“All I remember is that it was cold, it was rainy. I’d be cold, I’d be wet, singing sunny Southern California songs,” he said.

Despite the Oregon rain, there’s nothing downbeat about “Bigfoot,” as tracks such as “A Summer Thing” and “Cayucos” attest.

Expect Cayucas to play “Bigfoot” in its entirety next Thursday as well as a surprise cover song. The band will also preview cuts from a pending sophomore album that Cayucas is preparing to record in Seattle. The new material is “a little bit darker, but I wouldn’t call it a dark album, it’ll have more storytelling and be more complex,” Yudin said.

“I feel like this’ll be a good opportunity for local people to finally see Cayucas,” Yudin said of the pier show, before offering a simple explanation behind his group’s moniker.

“The original band name was Oregon Bike Trails,” he said, which explains the illustrated bicycling characters on the “Bigfoot” album cover. But then he wrote the song “Cayucos” about the sleepy, seaside enclave near San Luis Obispo’s California Polytechnic University, which he attended. “We decided to change the band to Cayucas. It’s a typo but that’s how I like it spelled.”

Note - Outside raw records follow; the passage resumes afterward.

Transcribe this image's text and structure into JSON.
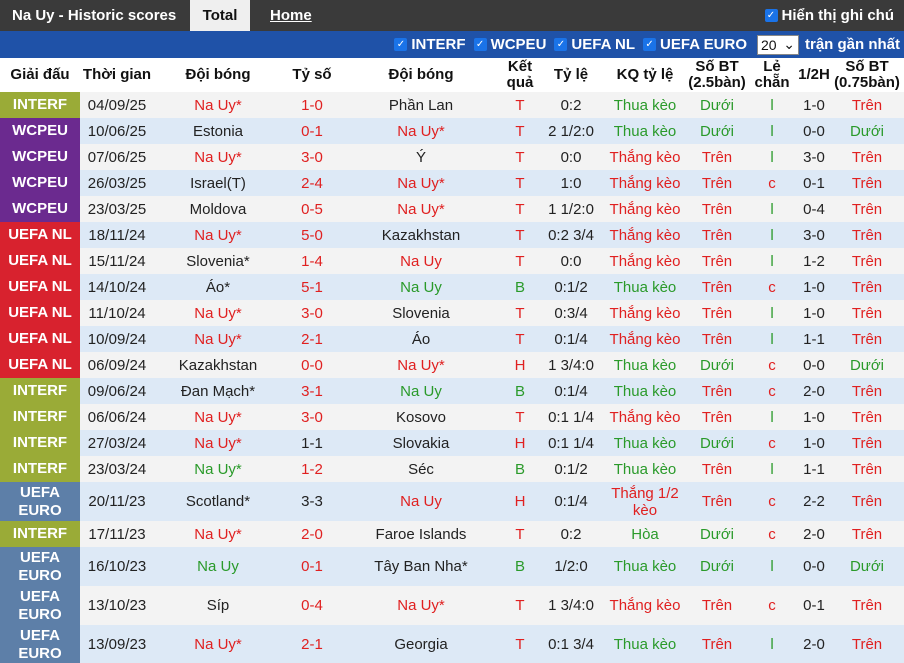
{
  "header": {
    "title": "Na Uy - Historic scores",
    "tab_total": "Total",
    "tab_home": "Home",
    "show_name": "Hiển thị ghi chú"
  },
  "filters": {
    "options": [
      "INTERF",
      "WCPEU",
      "UEFA NL",
      "UEFA EURO"
    ],
    "count": "20",
    "recent_label": "trận gần nhất"
  },
  "columns": [
    "Giải đấu",
    "Thời gian",
    "Đội bóng",
    "Tỷ số",
    "Đội bóng",
    "Kết quả",
    "Tỷ lệ",
    "KQ tỷ lệ",
    "Số BT (2.5bàn)",
    "Lẻ chẵn",
    "1/2H",
    "Số BT (0.75bàn)"
  ],
  "colors": {
    "INTERF": "#9aab37",
    "WCPEU": "#6b2a8f",
    "UEFA NL": "#d8222e",
    "UEFA EURO": "#5d7fa8",
    "red_text": "#e02020",
    "green_text": "#2a9a2a"
  },
  "rows": [
    {
      "league": "INTERF",
      "date": "04/09/25",
      "home": "Na Uy*",
      "score": "1-0",
      "away": "Phần Lan",
      "result": "T",
      "odds": "0:2",
      "odds_result": "Thua kèo",
      "ou": "Dưới",
      "oe": "l",
      "half": "1-0",
      "ou2": "Trên",
      "hc": "red",
      "sc": "red",
      "ac": "dark",
      "rc": "red",
      "orc": "green",
      "ouc": "green",
      "oec": "green",
      "o2c": "red"
    },
    {
      "league": "WCPEU",
      "date": "10/06/25",
      "home": "Estonia",
      "score": "0-1",
      "away": "Na Uy*",
      "result": "T",
      "odds": "2 1/2:0",
      "odds_result": "Thua kèo",
      "ou": "Dưới",
      "oe": "l",
      "half": "0-0",
      "ou2": "Dưới",
      "hc": "dark",
      "sc": "red",
      "ac": "red",
      "rc": "red",
      "orc": "green",
      "ouc": "green",
      "oec": "green",
      "o2c": "green"
    },
    {
      "league": "WCPEU",
      "date": "07/06/25",
      "home": "Na Uy*",
      "score": "3-0",
      "away": "Ý",
      "result": "T",
      "odds": "0:0",
      "odds_result": "Thắng kèo",
      "ou": "Trên",
      "oe": "l",
      "half": "3-0",
      "ou2": "Trên",
      "hc": "red",
      "sc": "red",
      "ac": "dark",
      "rc": "red",
      "orc": "red",
      "ouc": "red",
      "oec": "green",
      "o2c": "red"
    },
    {
      "league": "WCPEU",
      "date": "26/03/25",
      "home": "Israel(T)",
      "score": "2-4",
      "away": "Na Uy*",
      "result": "T",
      "odds": "1:0",
      "odds_result": "Thắng kèo",
      "ou": "Trên",
      "oe": "c",
      "half": "0-1",
      "ou2": "Trên",
      "hc": "dark",
      "sc": "red",
      "ac": "red",
      "rc": "red",
      "orc": "red",
      "ouc": "red",
      "oec": "red",
      "o2c": "red"
    },
    {
      "league": "WCPEU",
      "date": "23/03/25",
      "home": "Moldova",
      "score": "0-5",
      "away": "Na Uy*",
      "result": "T",
      "odds": "1 1/2:0",
      "odds_result": "Thắng kèo",
      "ou": "Trên",
      "oe": "l",
      "half": "0-4",
      "ou2": "Trên",
      "hc": "dark",
      "sc": "red",
      "ac": "red",
      "rc": "red",
      "orc": "red",
      "ouc": "red",
      "oec": "green",
      "o2c": "red"
    },
    {
      "league": "UEFA NL",
      "date": "18/11/24",
      "home": "Na Uy*",
      "score": "5-0",
      "away": "Kazakhstan",
      "result": "T",
      "odds": "0:2 3/4",
      "odds_result": "Thắng kèo",
      "ou": "Trên",
      "oe": "l",
      "half": "3-0",
      "ou2": "Trên",
      "hc": "red",
      "sc": "red",
      "ac": "dark",
      "rc": "red",
      "orc": "red",
      "ouc": "red",
      "oec": "green",
      "o2c": "red"
    },
    {
      "league": "UEFA NL",
      "date": "15/11/24",
      "home": "Slovenia*",
      "score": "1-4",
      "away": "Na Uy",
      "result": "T",
      "odds": "0:0",
      "odds_result": "Thắng kèo",
      "ou": "Trên",
      "oe": "l",
      "half": "1-2",
      "ou2": "Trên",
      "hc": "dark",
      "sc": "red",
      "ac": "red",
      "rc": "red",
      "orc": "red",
      "ouc": "red",
      "oec": "green",
      "o2c": "red"
    },
    {
      "league": "UEFA NL",
      "date": "14/10/24",
      "home": "Áo*",
      "score": "5-1",
      "away": "Na Uy",
      "result": "B",
      "odds": "0:1/2",
      "odds_result": "Thua kèo",
      "ou": "Trên",
      "oe": "c",
      "half": "1-0",
      "ou2": "Trên",
      "hc": "dark",
      "sc": "red",
      "ac": "green",
      "rc": "green",
      "orc": "green",
      "ouc": "red",
      "oec": "red",
      "o2c": "red"
    },
    {
      "league": "UEFA NL",
      "date": "11/10/24",
      "home": "Na Uy*",
      "score": "3-0",
      "away": "Slovenia",
      "result": "T",
      "odds": "0:3/4",
      "odds_result": "Thắng kèo",
      "ou": "Trên",
      "oe": "l",
      "half": "1-0",
      "ou2": "Trên",
      "hc": "red",
      "sc": "red",
      "ac": "dark",
      "rc": "red",
      "orc": "red",
      "ouc": "red",
      "oec": "green",
      "o2c": "red"
    },
    {
      "league": "UEFA NL",
      "date": "10/09/24",
      "home": "Na Uy*",
      "score": "2-1",
      "away": "Áo",
      "result": "T",
      "odds": "0:1/4",
      "odds_result": "Thắng kèo",
      "ou": "Trên",
      "oe": "l",
      "half": "1-1",
      "ou2": "Trên",
      "hc": "red",
      "sc": "red",
      "ac": "dark",
      "rc": "red",
      "orc": "red",
      "ouc": "red",
      "oec": "green",
      "o2c": "red"
    },
    {
      "league": "UEFA NL",
      "date": "06/09/24",
      "home": "Kazakhstan",
      "score": "0-0",
      "away": "Na Uy*",
      "result": "H",
      "odds": "1 3/4:0",
      "odds_result": "Thua kèo",
      "ou": "Dưới",
      "oe": "c",
      "half": "0-0",
      "ou2": "Dưới",
      "hc": "dark",
      "sc": "red",
      "ac": "red",
      "rc": "red",
      "orc": "green",
      "ouc": "green",
      "oec": "red",
      "o2c": "green"
    },
    {
      "league": "INTERF",
      "date": "09/06/24",
      "home": "Đan Mạch*",
      "score": "3-1",
      "away": "Na Uy",
      "result": "B",
      "odds": "0:1/4",
      "odds_result": "Thua kèo",
      "ou": "Trên",
      "oe": "c",
      "half": "2-0",
      "ou2": "Trên",
      "hc": "dark",
      "sc": "red",
      "ac": "green",
      "rc": "green",
      "orc": "green",
      "ouc": "red",
      "oec": "red",
      "o2c": "red"
    },
    {
      "league": "INTERF",
      "date": "06/06/24",
      "home": "Na Uy*",
      "score": "3-0",
      "away": "Kosovo",
      "result": "T",
      "odds": "0:1 1/4",
      "odds_result": "Thắng kèo",
      "ou": "Trên",
      "oe": "l",
      "half": "1-0",
      "ou2": "Trên",
      "hc": "red",
      "sc": "red",
      "ac": "dark",
      "rc": "red",
      "orc": "red",
      "ouc": "red",
      "oec": "green",
      "o2c": "red"
    },
    {
      "league": "INTERF",
      "date": "27/03/24",
      "home": "Na Uy*",
      "score": "1-1",
      "away": "Slovakia",
      "result": "H",
      "odds": "0:1 1/4",
      "odds_result": "Thua kèo",
      "ou": "Dưới",
      "oe": "c",
      "half": "1-0",
      "ou2": "Trên",
      "hc": "red",
      "sc": "dark",
      "ac": "dark",
      "rc": "red",
      "orc": "green",
      "ouc": "green",
      "oec": "red",
      "o2c": "red"
    },
    {
      "league": "INTERF",
      "date": "23/03/24",
      "home": "Na Uy*",
      "score": "1-2",
      "away": "Séc",
      "result": "B",
      "odds": "0:1/2",
      "odds_result": "Thua kèo",
      "ou": "Trên",
      "oe": "l",
      "half": "1-1",
      "ou2": "Trên",
      "hc": "green",
      "sc": "red",
      "ac": "dark",
      "rc": "green",
      "orc": "green",
      "ouc": "red",
      "oec": "green",
      "o2c": "red"
    },
    {
      "league": "UEFA EURO",
      "date": "20/11/23",
      "home": "Scotland*",
      "score": "3-3",
      "away": "Na Uy",
      "result": "H",
      "odds": "0:1/4",
      "odds_result": "Thắng 1/2 kèo",
      "ou": "Trên",
      "oe": "c",
      "half": "2-2",
      "ou2": "Trên",
      "hc": "dark",
      "sc": "dark",
      "ac": "red",
      "rc": "red",
      "orc": "red",
      "ouc": "red",
      "oec": "red",
      "o2c": "red",
      "tall": true
    },
    {
      "league": "INTERF",
      "date": "17/11/23",
      "home": "Na Uy*",
      "score": "2-0",
      "away": "Faroe Islands",
      "result": "T",
      "odds": "0:2",
      "odds_result": "Hòa",
      "ou": "Dưới",
      "oe": "c",
      "half": "2-0",
      "ou2": "Trên",
      "hc": "red",
      "sc": "red",
      "ac": "dark",
      "rc": "red",
      "orc": "green",
      "ouc": "green",
      "oec": "red",
      "o2c": "red"
    },
    {
      "league": "UEFA EURO",
      "date": "16/10/23",
      "home": "Na Uy",
      "score": "0-1",
      "away": "Tây Ban Nha*",
      "result": "B",
      "odds": "1/2:0",
      "odds_result": "Thua kèo",
      "ou": "Dưới",
      "oe": "l",
      "half": "0-0",
      "ou2": "Dưới",
      "hc": "green",
      "sc": "red",
      "ac": "dark",
      "rc": "green",
      "orc": "green",
      "ouc": "green",
      "oec": "green",
      "o2c": "green",
      "tall": true
    },
    {
      "league": "UEFA EURO",
      "date": "13/10/23",
      "home": "Síp",
      "score": "0-4",
      "away": "Na Uy*",
      "result": "T",
      "odds": "1 3/4:0",
      "odds_result": "Thắng kèo",
      "ou": "Trên",
      "oe": "c",
      "half": "0-1",
      "ou2": "Trên",
      "hc": "dark",
      "sc": "red",
      "ac": "red",
      "rc": "red",
      "orc": "red",
      "ouc": "red",
      "oec": "red",
      "o2c": "red",
      "tall": true
    },
    {
      "league": "UEFA EURO",
      "date": "13/09/23",
      "home": "Na Uy*",
      "score": "2-1",
      "away": "Georgia",
      "result": "T",
      "odds": "0:1 3/4",
      "odds_result": "Thua kèo",
      "ou": "Trên",
      "oe": "l",
      "half": "2-0",
      "ou2": "Trên",
      "hc": "red",
      "sc": "red",
      "ac": "dark",
      "rc": "red",
      "orc": "green",
      "ouc": "red",
      "oec": "green",
      "o2c": "red",
      "tall": true
    }
  ]
}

Yudin does not mind people confusing his band with the California town.

“It’s always good for a new band to have some sort of identity,” he said. “We’ve sort of been dubbed a California band, and I like that.”

Cayucas performs at 7 p.m. Thursday, July 24, at the Santa Monica Pier. Free. Visit